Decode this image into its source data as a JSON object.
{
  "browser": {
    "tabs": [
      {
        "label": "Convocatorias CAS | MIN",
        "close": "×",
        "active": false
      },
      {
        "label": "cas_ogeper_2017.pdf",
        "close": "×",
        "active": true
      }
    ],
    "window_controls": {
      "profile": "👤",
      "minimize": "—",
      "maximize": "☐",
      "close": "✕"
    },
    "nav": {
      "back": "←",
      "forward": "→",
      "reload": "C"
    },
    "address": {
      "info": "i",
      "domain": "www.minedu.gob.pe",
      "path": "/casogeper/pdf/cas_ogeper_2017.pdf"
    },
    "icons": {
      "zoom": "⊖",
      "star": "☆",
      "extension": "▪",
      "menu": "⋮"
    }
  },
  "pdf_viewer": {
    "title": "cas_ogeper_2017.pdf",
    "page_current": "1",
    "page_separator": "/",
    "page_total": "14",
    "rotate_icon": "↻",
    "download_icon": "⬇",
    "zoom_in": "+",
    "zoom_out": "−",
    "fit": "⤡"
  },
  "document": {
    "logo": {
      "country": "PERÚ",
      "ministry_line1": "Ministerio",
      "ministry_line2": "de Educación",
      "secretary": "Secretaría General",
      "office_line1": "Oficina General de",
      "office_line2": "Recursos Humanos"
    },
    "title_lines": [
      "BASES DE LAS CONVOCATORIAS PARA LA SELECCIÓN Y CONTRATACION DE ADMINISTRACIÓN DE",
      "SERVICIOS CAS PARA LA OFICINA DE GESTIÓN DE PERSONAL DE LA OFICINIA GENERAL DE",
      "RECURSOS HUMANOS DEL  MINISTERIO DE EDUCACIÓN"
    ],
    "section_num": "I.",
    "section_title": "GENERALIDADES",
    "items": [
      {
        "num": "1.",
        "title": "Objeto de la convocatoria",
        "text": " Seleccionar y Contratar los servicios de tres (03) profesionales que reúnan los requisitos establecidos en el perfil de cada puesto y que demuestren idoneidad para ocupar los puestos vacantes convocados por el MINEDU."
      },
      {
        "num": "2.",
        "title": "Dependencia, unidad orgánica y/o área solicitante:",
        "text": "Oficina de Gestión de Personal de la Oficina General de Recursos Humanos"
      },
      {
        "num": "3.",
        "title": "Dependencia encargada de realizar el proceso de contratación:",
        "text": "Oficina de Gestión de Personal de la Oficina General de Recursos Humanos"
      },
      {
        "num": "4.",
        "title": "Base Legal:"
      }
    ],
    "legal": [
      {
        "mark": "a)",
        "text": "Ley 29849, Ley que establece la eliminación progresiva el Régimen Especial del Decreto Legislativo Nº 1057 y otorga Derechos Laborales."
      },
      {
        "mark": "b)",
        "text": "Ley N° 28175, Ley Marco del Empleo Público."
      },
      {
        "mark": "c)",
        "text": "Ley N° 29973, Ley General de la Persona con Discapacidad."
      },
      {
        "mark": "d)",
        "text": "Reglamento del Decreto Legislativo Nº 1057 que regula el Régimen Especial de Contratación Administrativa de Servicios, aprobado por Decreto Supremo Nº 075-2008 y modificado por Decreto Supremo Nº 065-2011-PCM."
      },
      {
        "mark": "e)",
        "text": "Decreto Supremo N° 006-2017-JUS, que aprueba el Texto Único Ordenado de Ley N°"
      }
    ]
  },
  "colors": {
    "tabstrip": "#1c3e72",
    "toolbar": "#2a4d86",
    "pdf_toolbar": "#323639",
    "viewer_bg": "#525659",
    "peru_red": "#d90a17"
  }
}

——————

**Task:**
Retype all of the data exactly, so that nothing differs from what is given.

**Exercise answer:**
Decode this image into its source data as a JSON object.
{
  "browser": {
    "tabs": [
      {
        "label": "Convocatorias CAS | MIN",
        "close": "×",
        "active": false
      },
      {
        "label": "cas_ogeper_2017.pdf",
        "close": "×",
        "active": true
      }
    ],
    "window_controls": {
      "profile": "👤",
      "minimize": "—",
      "maximize": "☐",
      "close": "✕"
    },
    "nav": {
      "back": "←",
      "forward": "→",
      "reload": "C"
    },
    "address": {
      "info": "i",
      "domain": "www.minedu.gob.pe",
      "path": "/casogeper/pdf/cas_ogeper_2017.pdf"
    },
    "icons": {
      "zoom": "⊖",
      "star": "☆",
      "extension": "▪",
      "menu": "⋮"
    }
  },
  "pdf_viewer": {
    "title": "cas_ogeper_2017.pdf",
    "page_current": "1",
    "page_separator": "/",
    "page_total": "14",
    "rotate_icon": "↻",
    "download_icon": "⬇",
    "zoom_in": "+",
    "zoom_out": "−",
    "fit": "⤡"
  },
  "document": {
    "logo": {
      "country": "PERÚ",
      "ministry_line1": "Ministerio",
      "ministry_line2": "de Educación",
      "secretary": "Secretaría General",
      "office_line1": "Oficina General de",
      "office_line2": "Recursos Humanos"
    },
    "title_lines": [
      "BASES DE LAS CONVOCATORIAS PARA LA SELECCIÓN Y CONTRATACION DE ADMINISTRACIÓN DE",
      "SERVICIOS CAS PARA LA OFICINA DE GESTIÓN DE PERSONAL DE LA OFICINIA GENERAL DE",
      "RECURSOS HUMANOS DEL  MINISTERIO DE EDUCACIÓN"
    ],
    "section_num": "I.",
    "section_title": "GENERALIDADES",
    "items": [
      {
        "num": "1.",
        "title": "Objeto de la convocatoria",
        "text": " Seleccionar y Contratar los servicios de tres (03) profesionales que reúnan los requisitos establecidos en el perfil de cada puesto y que demuestren idoneidad para ocupar los puestos vacantes convocados por el MINEDU."
      },
      {
        "num": "2.",
        "title": "Dependencia, unidad orgánica y/o área solicitante:",
        "text": "Oficina de Gestión de Personal de la Oficina General de Recursos Humanos"
      },
      {
        "num": "3.",
        "title": "Dependencia encargada de realizar el proceso de contratación:",
        "text": "Oficina de Gestión de Personal de la Oficina General de Recursos Humanos"
      },
      {
        "num": "4.",
        "title": "Base Legal:"
      }
    ],
    "legal": [
      {
        "mark": "a)",
        "text": "Ley 29849, Ley que establece la eliminación progresiva el Régimen Especial del Decreto Legislativo Nº 1057 y otorga Derechos Laborales."
      },
      {
        "mark": "b)",
        "text": "Ley N° 28175, Ley Marco del Empleo Público."
      },
      {
        "mark": "c)",
        "text": "Ley N° 29973, Ley General de la Persona con Discapacidad."
      },
      {
        "mark": "d)",
        "text": "Reglamento del Decreto Legislativo Nº 1057 que regula el Régimen Especial de Contratación Administrativa de Servicios, aprobado por Decreto Supremo Nº 075-2008 y modificado por Decreto Supremo Nº 065-2011-PCM."
      },
      {
        "mark": "e)",
        "text": "Decreto Supremo N° 006-2017-JUS, que aprueba el Texto Único Ordenado de Ley N°"
      }
    ]
  },
  "colors": {
    "tabstrip": "#1c3e72",
    "toolbar": "#2a4d86",
    "pdf_toolbar": "#323639",
    "viewer_bg": "#525659",
    "peru_red": "#d90a17"
  }
}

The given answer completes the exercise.